The CHAIRMAN. In connection with the British Government's jet transport program, I have an article before me in the April 1950 issue of Planes, which is the official publication of the Aircraft Industry Association of America, in which it states that the British Government jet transport program is costly in time and money. The article goes on to say that the British have spent at least $300,000,000 in Government money over the last 8 years to design and build their postwar civil transport planes, including their jet and turbo-prop prototypes. They don't say whose government money they are spending, but from the large amount of money that this Government is pouring into the British Government, I would make a guess that the $300,000,000 is some of our own money. But that is another point. But there is a tremendous cost in this whole enterprise; is there not? Mr. RENTZEL. Yes, sir. The CHAIRMAN. I will put this article in the record at this point.
(The articles from Planes, vol. 6, No. 2, April 1950, and Our All-Out Gamble for Jet Supremacy, by Gerald Anglin, follow:)
[From MacLean's Magazine, December 1, 1949)
(By Gerald Anglin) Canada is bidding $30,000,000 for a lead role in a new air age. For the first time we are out to crack the world market with aircraft and engines not only built but conceived and designed in Canada.
We are making this gamble just as aviation is hurtling into a revolutionary new era in which anything mounting a propeller is as old as the Wright brothers and in which you must be jet propelled to win, place or show.
The great Canadian dare has been undertaken by Avro Canada Ltd., at Malton, Ontario, a firm backed about 50-50 by the Canadian Government and Canadian bank loans, the latter underwritten by famous British planemakers who have supplied a few key technical men and invaluable experience. To date Avro Canada has:
Successfully test-flown a new kind of airliner—the Jetliner-a propellerless plane which blasts its way through space on four jets of superheated air, whisking its 40 to 50 passengers along with noiseless ease at 427 miles an hour, 30,000 feet up;
Designed and built a secret long-range fighter for the RCAF, which may be in the air by the time this appears;
Designed, built, and successfully ground-tested a new jet engine—the Orendawhich is as powerful as, and perhaps more powerful than, any gas turbine yet built anywhere. The Orenda was expressly tailored for the new Canadian fighter and will also be tried in the United States-designed F86 Sabre fighters which the RCAF also has on order.
Jet-propelled fighter planes of both British and American make have already flown faster than the speed of sound and the Yanks have a jet-engined bomber.
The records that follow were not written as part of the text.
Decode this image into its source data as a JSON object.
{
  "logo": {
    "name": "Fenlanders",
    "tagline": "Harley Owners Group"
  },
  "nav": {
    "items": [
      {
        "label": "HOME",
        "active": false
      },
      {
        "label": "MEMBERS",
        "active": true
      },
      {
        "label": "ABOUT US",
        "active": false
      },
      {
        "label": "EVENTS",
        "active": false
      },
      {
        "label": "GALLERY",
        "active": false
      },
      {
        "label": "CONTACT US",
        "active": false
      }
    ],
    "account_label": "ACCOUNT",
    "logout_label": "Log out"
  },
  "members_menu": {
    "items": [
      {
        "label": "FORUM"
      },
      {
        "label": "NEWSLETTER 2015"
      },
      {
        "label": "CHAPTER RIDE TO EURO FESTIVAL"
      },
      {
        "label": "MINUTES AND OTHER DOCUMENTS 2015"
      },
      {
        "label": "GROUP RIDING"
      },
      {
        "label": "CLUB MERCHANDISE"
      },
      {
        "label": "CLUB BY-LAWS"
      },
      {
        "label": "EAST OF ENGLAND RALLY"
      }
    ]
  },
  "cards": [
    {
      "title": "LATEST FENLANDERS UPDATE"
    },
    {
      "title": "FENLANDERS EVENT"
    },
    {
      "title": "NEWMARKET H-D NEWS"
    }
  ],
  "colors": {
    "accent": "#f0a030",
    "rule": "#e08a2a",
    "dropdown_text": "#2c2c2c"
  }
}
Several British planemakers have experimented with jet power for civil use, and De Haviland put its long-range Comet into the air about a month before the Canadian Jetliner. But United States firms, profitably busy filling the immediate postwar demand for propeller-equipped skyliners, have dismissed commercial jet planes as 5 or 10 years away. Now they are just awakening to the horrible realization that they've been left behind. So far as is known, no American planebuilder has a jet transport past the design stage, or is even actively working on such a project.
United States Civil Aeronautics Administrator Delos W. Rentzel has conceded that the British Comet is "a threat to United States superiority," and that "the